Not just for company, these flaky pasties are often served after sauna with a glass of milk, lemonade, or a mug of beer. This dough is very easy to work with. They make perfect appetizers for a party, as you can assemble them ahead, refrigerate or freeze them, and bake them just before serving.
- 3 cups all-purpose flour
- 2 teaspoons baking powder
- 1 cup butter, room temperature
- 1 egg
- 1 tablespoon lemon juice
- 4 -6 tablespoons ice water
- 1⁄3 cup cooked rice
- 1 (6 1/2 ounce) canned salmon, skinless, boneless and drained
- 1 hard-boiled egg, chopped
- 1⁄4 cup heavy cream
- 1 teaspoon dill weed
- white pepper
- FOR THE PASTIES: Mix the flour with the baking powder in a bowl. Blend in the butter, using an electric mixer or a fork, until the mixture resembles coarse crumbs.
- Mix together the egg, lemon juice, and ice water. Sprinkle mixture over the dry ingredients and mix quickly to make a dough. Press into a ball and chill 30 minutes.
- Roll dough out to make a rectangle about 20 inches square. Fold into thirds. Roll again as thin as possible and fold into thirds in the opposite direction from the first folding. Chill again for 30 to 60 minutes.

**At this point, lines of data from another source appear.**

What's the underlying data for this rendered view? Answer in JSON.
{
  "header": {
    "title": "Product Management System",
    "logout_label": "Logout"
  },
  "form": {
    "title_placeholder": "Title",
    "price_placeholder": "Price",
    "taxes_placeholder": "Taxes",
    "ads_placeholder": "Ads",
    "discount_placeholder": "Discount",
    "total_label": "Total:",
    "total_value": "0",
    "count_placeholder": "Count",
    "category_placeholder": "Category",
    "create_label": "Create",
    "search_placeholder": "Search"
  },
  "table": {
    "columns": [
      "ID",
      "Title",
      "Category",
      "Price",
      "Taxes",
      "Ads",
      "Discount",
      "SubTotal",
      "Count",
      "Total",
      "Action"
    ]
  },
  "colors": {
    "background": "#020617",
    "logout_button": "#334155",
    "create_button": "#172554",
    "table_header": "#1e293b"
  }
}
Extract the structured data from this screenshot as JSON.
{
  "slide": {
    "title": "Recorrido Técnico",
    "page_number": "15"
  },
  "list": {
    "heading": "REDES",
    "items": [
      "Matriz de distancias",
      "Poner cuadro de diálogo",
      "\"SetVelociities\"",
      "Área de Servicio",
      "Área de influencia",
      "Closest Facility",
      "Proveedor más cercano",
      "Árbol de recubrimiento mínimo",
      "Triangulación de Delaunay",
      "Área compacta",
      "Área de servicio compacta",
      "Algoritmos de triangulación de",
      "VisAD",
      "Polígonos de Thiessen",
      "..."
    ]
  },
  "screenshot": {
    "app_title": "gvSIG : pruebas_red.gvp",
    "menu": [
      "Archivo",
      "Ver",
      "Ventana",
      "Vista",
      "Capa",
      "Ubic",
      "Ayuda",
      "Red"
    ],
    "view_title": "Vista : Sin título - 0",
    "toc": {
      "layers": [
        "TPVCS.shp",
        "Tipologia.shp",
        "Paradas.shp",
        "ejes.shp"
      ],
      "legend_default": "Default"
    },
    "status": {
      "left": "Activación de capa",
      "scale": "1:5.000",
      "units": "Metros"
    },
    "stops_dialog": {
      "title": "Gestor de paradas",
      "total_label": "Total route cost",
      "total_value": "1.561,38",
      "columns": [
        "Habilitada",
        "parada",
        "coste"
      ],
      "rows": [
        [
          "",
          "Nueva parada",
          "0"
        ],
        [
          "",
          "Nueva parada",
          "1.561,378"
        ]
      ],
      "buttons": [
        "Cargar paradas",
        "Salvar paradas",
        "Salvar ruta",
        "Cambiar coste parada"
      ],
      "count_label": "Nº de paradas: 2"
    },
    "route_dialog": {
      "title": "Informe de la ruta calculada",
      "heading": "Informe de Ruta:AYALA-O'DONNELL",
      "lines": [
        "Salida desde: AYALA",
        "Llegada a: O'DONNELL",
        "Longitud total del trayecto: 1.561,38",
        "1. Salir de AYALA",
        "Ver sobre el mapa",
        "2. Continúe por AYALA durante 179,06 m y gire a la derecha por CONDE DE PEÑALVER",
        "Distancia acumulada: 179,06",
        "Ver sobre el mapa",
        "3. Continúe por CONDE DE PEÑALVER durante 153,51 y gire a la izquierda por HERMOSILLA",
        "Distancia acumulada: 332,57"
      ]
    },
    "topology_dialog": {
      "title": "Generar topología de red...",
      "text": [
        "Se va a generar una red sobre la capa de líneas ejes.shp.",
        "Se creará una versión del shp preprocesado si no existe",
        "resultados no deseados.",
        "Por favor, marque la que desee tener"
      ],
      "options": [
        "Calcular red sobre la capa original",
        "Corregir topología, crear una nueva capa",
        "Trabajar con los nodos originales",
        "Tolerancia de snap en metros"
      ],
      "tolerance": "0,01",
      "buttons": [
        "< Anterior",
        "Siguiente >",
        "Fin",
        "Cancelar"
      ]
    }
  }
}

- TO PREPARE FILLING, in a small bowl, with a fork, stir the rice with the salmon and eggs. Blend in the cream, dill, and salt and white pepper to taste.
- Preheat oven to 400°F
- Roll out the pastry to 1/8 to 1/4 inch thickness.
- With a round cutter, cut out 3 to 4-inch circles. Put a teaspoonfull of filling in the center of each circle. Moisten the edges and fold into half circles, sealing the edges.
- Place on a parchment covered or an ungreased cookie sheet. Bake for 10 to 15 minutes or until golden. Serve warm.
- These may be made ahead and frozen unbaked. To bake after freezing, place on cookie sheet directly from freezer and bake. Baking time may be 2 minutes longer when frozen.
- The Great Scandinavian Baking Book -- Beatrice Ojakangas.
These are very good. The pastry dough chills anywhere from 1 to 1 1/2 hours -- so allow time! Also, next time I'd substitute some kind of grated cheese for the cooked rice, something mild like Swiss or Gouda, both of which are as Finnish as rice!
Maybe it was just me but the dough was very difficult. In the end I was able to make it stick together and make a sheet (but not a thin one). After it had baked it tasted somewhat like shortbread without the sugar. Might be my inexperience with this type of dough. If I used this recipe again I would add some cheese as Mersaydees suggested. This was a flop for me but still giving it a 4 because it does have potential if someone who knows what they are doing made it. I got about 24 pastries out of the recipe.
Excellant. Easy to prepare and great flavor. My family ate until stuffed, then ate some more. Luckily I had doubled the recipe. They also raided the fridge at bedtime for more.